The ad hoc committee spearheading the feasibility look on behalf of Carson City’s Board of Supervisors is stocked with public- and private-sector enthusiasts. Talk among members at the group’s meeting a week ago was of a fair next year.
Some members seemed interested in nuts and bolts before blueprints, so to speak, which smacks of the horse pushing the cart instead of pulling.
Four subgroups were formed to look at entertainment options, agricultural events and the like, carnival prospects, and outreach. The outreach unit is charged with checking into the community, presumably for interest and input, as well as sponsorships and possible vendors.
Deputy City Manager Marena Works, who heads up the ad hoc group, said vendors will be important.

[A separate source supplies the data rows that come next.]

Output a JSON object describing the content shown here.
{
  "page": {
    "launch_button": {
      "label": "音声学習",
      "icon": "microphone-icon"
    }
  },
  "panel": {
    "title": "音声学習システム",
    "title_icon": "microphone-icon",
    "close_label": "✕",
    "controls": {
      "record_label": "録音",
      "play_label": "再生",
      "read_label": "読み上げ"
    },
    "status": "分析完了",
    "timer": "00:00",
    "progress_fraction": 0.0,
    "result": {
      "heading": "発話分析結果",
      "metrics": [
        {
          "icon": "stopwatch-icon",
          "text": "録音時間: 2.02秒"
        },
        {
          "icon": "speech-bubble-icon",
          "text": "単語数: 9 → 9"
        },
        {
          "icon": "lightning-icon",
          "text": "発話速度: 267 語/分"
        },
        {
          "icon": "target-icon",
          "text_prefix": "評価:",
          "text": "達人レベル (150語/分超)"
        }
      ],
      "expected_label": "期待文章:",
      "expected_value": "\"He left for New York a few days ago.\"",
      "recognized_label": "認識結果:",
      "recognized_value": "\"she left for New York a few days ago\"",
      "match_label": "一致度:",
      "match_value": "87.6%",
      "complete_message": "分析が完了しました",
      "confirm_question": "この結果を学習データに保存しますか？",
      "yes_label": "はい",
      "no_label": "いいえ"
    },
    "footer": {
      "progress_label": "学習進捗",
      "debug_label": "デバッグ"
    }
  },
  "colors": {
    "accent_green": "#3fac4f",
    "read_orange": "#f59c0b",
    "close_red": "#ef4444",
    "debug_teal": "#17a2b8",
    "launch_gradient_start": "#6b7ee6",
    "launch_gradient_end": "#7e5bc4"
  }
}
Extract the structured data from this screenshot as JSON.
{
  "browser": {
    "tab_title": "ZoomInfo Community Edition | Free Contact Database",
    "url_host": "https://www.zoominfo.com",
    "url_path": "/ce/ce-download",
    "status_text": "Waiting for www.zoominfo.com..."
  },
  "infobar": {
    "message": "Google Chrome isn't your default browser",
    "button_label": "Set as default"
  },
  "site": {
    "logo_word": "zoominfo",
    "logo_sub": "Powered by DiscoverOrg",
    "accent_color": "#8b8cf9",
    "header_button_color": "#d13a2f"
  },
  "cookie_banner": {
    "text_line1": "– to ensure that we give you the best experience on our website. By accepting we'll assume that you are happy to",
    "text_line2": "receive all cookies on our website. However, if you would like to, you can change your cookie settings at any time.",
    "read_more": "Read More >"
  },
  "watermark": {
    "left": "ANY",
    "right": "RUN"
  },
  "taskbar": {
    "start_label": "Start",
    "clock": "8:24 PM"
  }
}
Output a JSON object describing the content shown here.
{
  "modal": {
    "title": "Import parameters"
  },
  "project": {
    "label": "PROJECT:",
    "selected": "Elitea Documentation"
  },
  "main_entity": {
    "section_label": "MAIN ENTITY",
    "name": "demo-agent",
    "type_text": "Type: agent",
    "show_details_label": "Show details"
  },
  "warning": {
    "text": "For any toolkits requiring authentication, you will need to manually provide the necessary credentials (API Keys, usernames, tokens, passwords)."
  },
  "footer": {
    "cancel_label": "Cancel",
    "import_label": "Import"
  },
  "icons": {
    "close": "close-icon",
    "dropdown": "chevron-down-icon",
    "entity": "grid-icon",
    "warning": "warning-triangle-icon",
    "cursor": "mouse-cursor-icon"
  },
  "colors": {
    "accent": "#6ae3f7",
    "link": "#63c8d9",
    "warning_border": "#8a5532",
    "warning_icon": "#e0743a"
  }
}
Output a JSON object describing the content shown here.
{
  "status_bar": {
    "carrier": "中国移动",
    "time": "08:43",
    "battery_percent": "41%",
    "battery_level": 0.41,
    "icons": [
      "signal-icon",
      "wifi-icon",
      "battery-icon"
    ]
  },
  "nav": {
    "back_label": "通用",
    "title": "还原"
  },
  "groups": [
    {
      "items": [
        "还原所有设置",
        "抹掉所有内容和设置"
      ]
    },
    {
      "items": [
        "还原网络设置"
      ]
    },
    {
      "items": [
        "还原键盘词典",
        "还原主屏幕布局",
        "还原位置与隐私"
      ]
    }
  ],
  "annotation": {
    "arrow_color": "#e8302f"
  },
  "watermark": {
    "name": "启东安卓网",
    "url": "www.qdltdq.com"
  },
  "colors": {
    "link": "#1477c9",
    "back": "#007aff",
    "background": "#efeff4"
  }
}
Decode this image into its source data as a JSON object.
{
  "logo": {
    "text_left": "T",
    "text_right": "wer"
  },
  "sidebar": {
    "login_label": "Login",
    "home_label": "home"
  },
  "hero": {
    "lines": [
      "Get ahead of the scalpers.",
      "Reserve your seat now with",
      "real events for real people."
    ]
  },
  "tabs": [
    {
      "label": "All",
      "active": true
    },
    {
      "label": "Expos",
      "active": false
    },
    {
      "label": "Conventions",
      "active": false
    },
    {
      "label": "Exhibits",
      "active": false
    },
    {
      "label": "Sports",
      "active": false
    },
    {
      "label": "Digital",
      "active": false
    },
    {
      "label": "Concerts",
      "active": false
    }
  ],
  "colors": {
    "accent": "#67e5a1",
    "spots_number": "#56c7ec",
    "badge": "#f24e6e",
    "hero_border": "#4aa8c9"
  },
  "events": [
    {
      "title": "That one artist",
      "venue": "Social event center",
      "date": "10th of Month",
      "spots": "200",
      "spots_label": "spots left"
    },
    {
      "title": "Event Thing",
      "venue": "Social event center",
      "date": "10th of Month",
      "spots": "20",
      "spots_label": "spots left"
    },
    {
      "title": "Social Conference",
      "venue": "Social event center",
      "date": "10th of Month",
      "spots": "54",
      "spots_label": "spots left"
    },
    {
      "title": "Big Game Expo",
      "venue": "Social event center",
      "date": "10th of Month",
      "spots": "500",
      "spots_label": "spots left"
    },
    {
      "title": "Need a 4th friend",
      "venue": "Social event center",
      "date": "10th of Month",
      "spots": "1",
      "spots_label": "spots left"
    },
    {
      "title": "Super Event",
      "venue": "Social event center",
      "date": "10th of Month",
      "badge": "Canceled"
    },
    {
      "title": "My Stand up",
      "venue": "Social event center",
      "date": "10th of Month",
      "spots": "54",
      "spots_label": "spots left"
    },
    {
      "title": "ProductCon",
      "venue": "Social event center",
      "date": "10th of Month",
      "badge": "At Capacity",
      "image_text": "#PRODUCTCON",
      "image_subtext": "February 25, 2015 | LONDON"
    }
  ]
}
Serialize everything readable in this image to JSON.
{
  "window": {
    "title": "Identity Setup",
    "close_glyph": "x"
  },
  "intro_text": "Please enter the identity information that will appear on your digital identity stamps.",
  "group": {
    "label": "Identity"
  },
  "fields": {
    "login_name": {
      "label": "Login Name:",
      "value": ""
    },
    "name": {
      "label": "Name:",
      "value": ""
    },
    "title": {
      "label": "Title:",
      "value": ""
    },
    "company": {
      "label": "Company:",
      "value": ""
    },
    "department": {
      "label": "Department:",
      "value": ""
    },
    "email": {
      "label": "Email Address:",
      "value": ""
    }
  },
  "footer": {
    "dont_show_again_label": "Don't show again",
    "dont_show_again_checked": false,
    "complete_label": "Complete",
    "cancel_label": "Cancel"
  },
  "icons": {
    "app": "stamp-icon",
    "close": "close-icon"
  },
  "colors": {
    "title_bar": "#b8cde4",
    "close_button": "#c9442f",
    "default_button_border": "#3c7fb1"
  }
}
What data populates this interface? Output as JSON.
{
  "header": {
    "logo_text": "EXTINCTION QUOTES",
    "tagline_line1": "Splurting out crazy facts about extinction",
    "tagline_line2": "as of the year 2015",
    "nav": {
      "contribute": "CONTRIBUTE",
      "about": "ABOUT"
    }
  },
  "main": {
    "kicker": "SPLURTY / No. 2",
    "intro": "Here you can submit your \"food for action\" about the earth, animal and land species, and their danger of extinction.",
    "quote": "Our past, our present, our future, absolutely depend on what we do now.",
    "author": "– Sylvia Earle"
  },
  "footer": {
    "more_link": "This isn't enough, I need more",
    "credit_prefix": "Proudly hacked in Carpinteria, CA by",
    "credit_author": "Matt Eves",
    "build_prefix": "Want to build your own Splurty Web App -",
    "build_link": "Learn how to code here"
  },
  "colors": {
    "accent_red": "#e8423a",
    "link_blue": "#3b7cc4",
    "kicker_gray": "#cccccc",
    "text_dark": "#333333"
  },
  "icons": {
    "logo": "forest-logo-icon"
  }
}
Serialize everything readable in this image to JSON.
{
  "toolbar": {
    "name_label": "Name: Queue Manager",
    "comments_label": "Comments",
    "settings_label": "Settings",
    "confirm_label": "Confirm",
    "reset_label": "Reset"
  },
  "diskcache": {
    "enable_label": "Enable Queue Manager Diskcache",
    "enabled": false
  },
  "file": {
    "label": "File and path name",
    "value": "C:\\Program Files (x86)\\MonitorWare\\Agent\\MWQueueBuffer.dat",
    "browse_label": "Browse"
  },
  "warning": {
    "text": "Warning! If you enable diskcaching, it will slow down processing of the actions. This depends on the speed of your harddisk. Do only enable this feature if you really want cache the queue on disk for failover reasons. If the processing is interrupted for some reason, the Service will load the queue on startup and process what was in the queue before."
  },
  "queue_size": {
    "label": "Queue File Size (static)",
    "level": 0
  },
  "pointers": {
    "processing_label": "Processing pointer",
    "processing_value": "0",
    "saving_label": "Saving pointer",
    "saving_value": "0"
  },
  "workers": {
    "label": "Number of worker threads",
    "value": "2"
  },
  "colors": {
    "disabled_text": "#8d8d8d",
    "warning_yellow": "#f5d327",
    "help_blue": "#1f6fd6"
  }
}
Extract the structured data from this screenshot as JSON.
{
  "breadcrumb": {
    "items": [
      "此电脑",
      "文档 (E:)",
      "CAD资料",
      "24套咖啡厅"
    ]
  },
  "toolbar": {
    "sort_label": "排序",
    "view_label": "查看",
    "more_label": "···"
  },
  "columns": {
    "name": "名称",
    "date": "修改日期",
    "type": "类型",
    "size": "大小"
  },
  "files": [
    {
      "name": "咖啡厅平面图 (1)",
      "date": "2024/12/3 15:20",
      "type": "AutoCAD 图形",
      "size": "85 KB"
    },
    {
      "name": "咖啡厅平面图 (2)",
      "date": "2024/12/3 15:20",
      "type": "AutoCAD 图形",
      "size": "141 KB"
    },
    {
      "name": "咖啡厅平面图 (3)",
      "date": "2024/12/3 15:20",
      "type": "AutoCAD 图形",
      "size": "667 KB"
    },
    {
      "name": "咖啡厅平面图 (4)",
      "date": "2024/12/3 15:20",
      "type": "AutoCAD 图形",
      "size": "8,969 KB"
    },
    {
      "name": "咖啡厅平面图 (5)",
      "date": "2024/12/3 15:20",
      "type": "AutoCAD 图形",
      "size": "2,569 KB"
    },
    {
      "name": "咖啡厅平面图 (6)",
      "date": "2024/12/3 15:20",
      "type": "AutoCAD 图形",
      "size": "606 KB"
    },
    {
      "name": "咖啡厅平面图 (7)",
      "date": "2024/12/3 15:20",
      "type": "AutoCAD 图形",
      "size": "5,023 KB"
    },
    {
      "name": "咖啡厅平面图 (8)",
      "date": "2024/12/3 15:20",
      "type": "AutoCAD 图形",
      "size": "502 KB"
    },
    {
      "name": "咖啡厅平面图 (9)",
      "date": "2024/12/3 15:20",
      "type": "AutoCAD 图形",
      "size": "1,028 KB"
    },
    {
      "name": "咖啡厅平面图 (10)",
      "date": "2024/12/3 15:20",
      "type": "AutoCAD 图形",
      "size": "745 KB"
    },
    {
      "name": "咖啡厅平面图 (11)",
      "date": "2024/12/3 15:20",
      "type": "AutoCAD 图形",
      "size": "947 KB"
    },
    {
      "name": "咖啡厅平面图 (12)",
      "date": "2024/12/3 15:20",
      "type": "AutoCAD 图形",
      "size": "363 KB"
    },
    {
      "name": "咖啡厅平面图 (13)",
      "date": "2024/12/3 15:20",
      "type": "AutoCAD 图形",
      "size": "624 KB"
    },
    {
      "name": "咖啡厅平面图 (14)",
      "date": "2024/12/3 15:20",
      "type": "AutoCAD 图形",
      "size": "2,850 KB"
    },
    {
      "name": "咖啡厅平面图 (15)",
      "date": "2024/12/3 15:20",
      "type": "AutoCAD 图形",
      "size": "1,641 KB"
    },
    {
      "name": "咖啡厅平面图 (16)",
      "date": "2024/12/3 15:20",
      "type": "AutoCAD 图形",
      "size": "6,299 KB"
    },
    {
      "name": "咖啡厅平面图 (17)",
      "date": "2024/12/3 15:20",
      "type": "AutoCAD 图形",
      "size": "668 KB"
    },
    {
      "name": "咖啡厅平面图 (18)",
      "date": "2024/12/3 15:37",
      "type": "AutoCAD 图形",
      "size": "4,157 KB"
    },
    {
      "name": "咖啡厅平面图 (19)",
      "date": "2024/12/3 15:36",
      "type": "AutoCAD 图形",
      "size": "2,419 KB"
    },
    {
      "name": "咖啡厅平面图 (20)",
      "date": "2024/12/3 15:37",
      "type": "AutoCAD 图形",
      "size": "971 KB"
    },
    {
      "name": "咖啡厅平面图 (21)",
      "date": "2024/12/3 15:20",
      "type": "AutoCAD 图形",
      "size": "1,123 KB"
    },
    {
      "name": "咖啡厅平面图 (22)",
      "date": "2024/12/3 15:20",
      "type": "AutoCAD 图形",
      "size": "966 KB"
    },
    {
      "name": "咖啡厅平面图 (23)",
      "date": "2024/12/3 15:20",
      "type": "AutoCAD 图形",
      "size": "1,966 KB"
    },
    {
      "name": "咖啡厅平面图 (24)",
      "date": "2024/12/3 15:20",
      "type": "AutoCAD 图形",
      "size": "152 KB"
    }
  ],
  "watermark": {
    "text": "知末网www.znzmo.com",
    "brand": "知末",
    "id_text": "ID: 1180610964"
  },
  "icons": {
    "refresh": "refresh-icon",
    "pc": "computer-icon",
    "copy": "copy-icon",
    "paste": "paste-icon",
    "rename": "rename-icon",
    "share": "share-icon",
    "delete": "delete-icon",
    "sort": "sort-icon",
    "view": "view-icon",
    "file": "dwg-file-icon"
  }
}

General discussion touched on money matters, but nothing specific was mentioned and it remains clear that community support is unlikely to include a significant amount from the consolidated city government still emerging financially from lean times.
So the horse before the cart, it seems equally clear, must involve how such an event can be financed. A fair, regional or statewide in scope, will require adequate funding or wind up a good intention on the low road to problems rather than the high road to high times.
Certainly a well-run “Nevada Fair” that grows over time into a true state fair would be a mid-year boomlet annually for Carson City. Senior Judge Robey Willis, the man who originally pushed the fair idea this year and is on the committee, was the ad hoc unit member who said last week it should be called the Nevada Fair at first.
But any feasibility scan must keep the financing horse’s tail, and tale, well in view before everyone gets into the cart and rides happily into the sunset.
It will be intriguing to see at September’s meeting what creative ideas come forth regarding that knotty aspect. It also will be interesting to see whether the mid-2014 target for having the first fair remains intact.
Mounting a well-planned, adequately financed and successful fair from scratch takes time. It could be done next year, but financing and organization are key. It is likely when the feasibility study results reach the Board of Supervisors in October, those matters will be on each governing board member’s mind.
“There’s a lot of energy that has been generated,” Works said, keying off the fact there is ample interest.
But making it work is crucial, so money and tenacity must be ample as well. Financing and will power must be marshalled community-wide, which can take time.